▸ **Problem to solve**: Using the material below, work out how many lines contain the word "工作任务". Reply with the number and nothing more.

--- Data under study ---

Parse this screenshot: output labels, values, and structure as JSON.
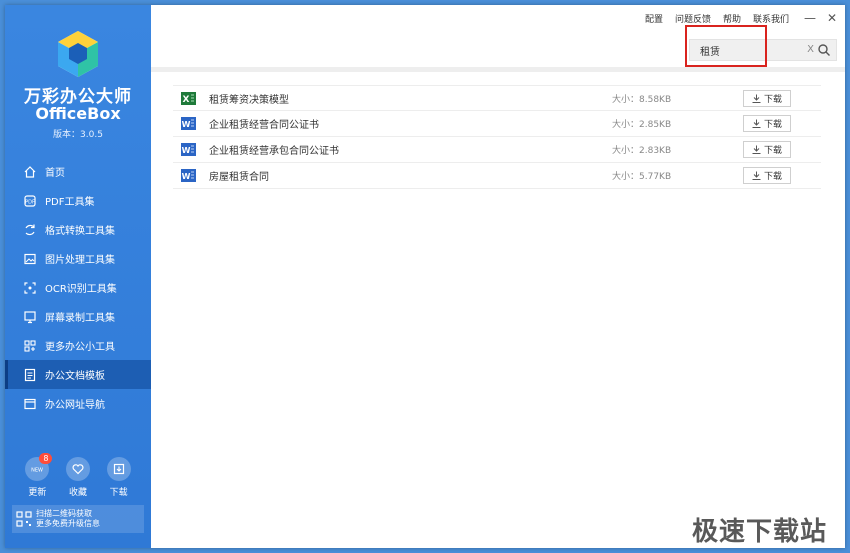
{
  "app": {
    "name_cn": "万彩办公大师",
    "name_en": "OfficeBox",
    "version": "版本：3.0.5"
  },
  "sidebar": {
    "items": [
      {
        "label": "首页",
        "icon": "home-icon",
        "active": false
      },
      {
        "label": "PDF工具集",
        "icon": "pdf-icon",
        "active": false
      },
      {
        "label": "格式转换工具集",
        "icon": "convert-icon",
        "active": false
      },
      {
        "label": "图片处理工具集",
        "icon": "image-icon",
        "active": false
      },
      {
        "label": "OCR识别工具集",
        "icon": "ocr-icon",
        "active": false
      },
      {
        "label": "屏幕录制工具集",
        "icon": "screen-icon",
        "active": false
      },
      {
        "label": "更多办公小工具",
        "icon": "grid-icon",
        "active": false
      },
      {
        "label": "办公文档模板",
        "icon": "document-icon",
        "active": true
      },
      {
        "label": "办公网址导航",
        "icon": "browser-icon",
        "active": false
      }
    ],
    "bottom": {
      "update": {
        "label": "更新",
        "badge": "8"
      },
      "favorite": {
        "label": "收藏"
      },
      "download": {
        "label": "下载"
      }
    },
    "qr": {
      "line1": "扫描二维码获取",
      "line2": "更多免费升级信息"
    }
  },
  "topbar": {
    "links": [
      "配置",
      "问题反馈",
      "帮助",
      "联系我们"
    ],
    "minimize": "—",
    "close": "✕"
  },
  "search": {
    "value": "租赁",
    "clear": "X"
  },
  "files": [
    {
      "name": "租赁筹资决策模型",
      "type": "excel",
      "size": "大小：8.58KB",
      "action": "下载"
    },
    {
      "name": "企业租赁经营合同公证书",
      "type": "word",
      "size": "大小：2.85KB",
      "action": "下载"
    },
    {
      "name": "企业租赁经营承包合同公证书",
      "type": "word",
      "size": "大小：2.83KB",
      "action": "下载"
    },
    {
      "name": "房屋租赁合同",
      "type": "word",
      "size": "大小：5.77KB",
      "action": "下载"
    }
  ],
  "watermark": "极速下载站",
  "colors": {
    "sidebar": "#3a86e0",
    "active": "#1d5eb3",
    "highlight": "#d9231e",
    "excel": "#1f7a3a",
    "word": "#2b65c5"
  }
}
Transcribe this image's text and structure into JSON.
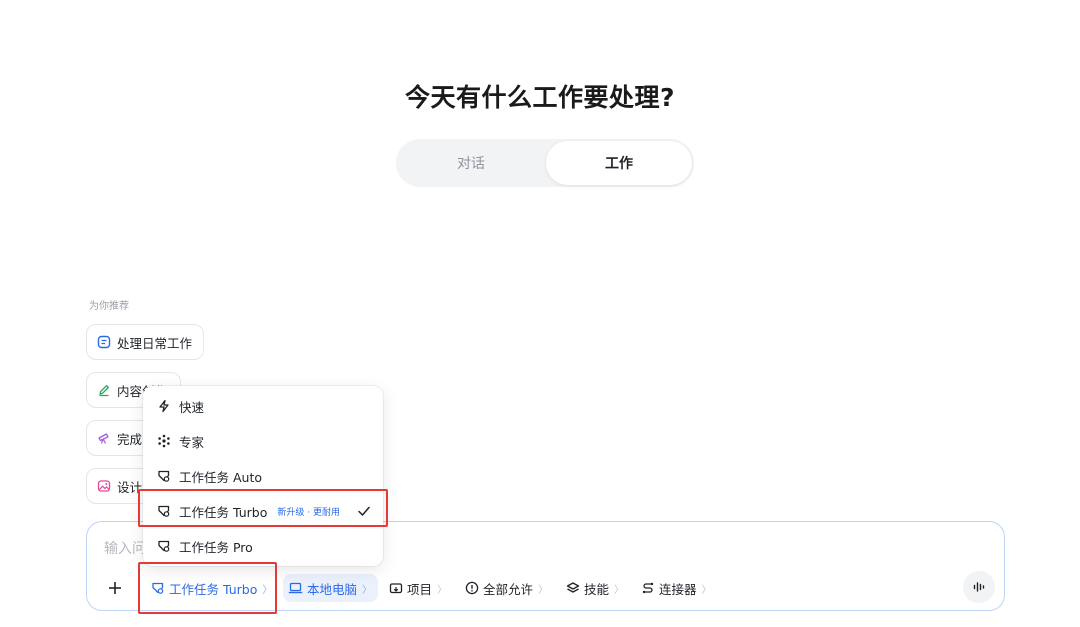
{
  "header": {
    "title": "今天有什么工作要处理?"
  },
  "mode_toggle": {
    "inactive_label": "对话",
    "active_label": "工作"
  },
  "recommendations": {
    "label": "为你推荐",
    "items": [
      {
        "label": "处理日常工作",
        "icon": "document-icon",
        "color": "#2a6ae8"
      },
      {
        "label": "内容创作",
        "icon": "pen-icon",
        "color": "#21a95a"
      },
      {
        "label": "完成",
        "icon": "telescope-icon",
        "color": "#a55be0"
      },
      {
        "label": "设计",
        "icon": "image-icon",
        "color": "#e0489a"
      }
    ]
  },
  "input": {
    "placeholder": "输入问",
    "toolbar": {
      "mode": "工作任务 Turbo",
      "computer": "本地电脑",
      "project": "项目",
      "permission": "全部允许",
      "skills": "技能",
      "connectors": "连接器"
    }
  },
  "mode_menu": {
    "items": [
      {
        "label": "快速",
        "icon": "lightning-icon"
      },
      {
        "label": "专家",
        "icon": "atom-icon"
      },
      {
        "label": "工作任务 Auto",
        "icon": "agent-icon"
      },
      {
        "label": "工作任务 Turbo",
        "icon": "agent-icon",
        "badge": "新升级 · 更耐用",
        "selected": true
      },
      {
        "label": "工作任务 Pro",
        "icon": "agent-icon"
      }
    ]
  },
  "colors": {
    "accent": "#2a6ae8",
    "highlight": "#e53935"
  }
}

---

▸ **Task answer**: 4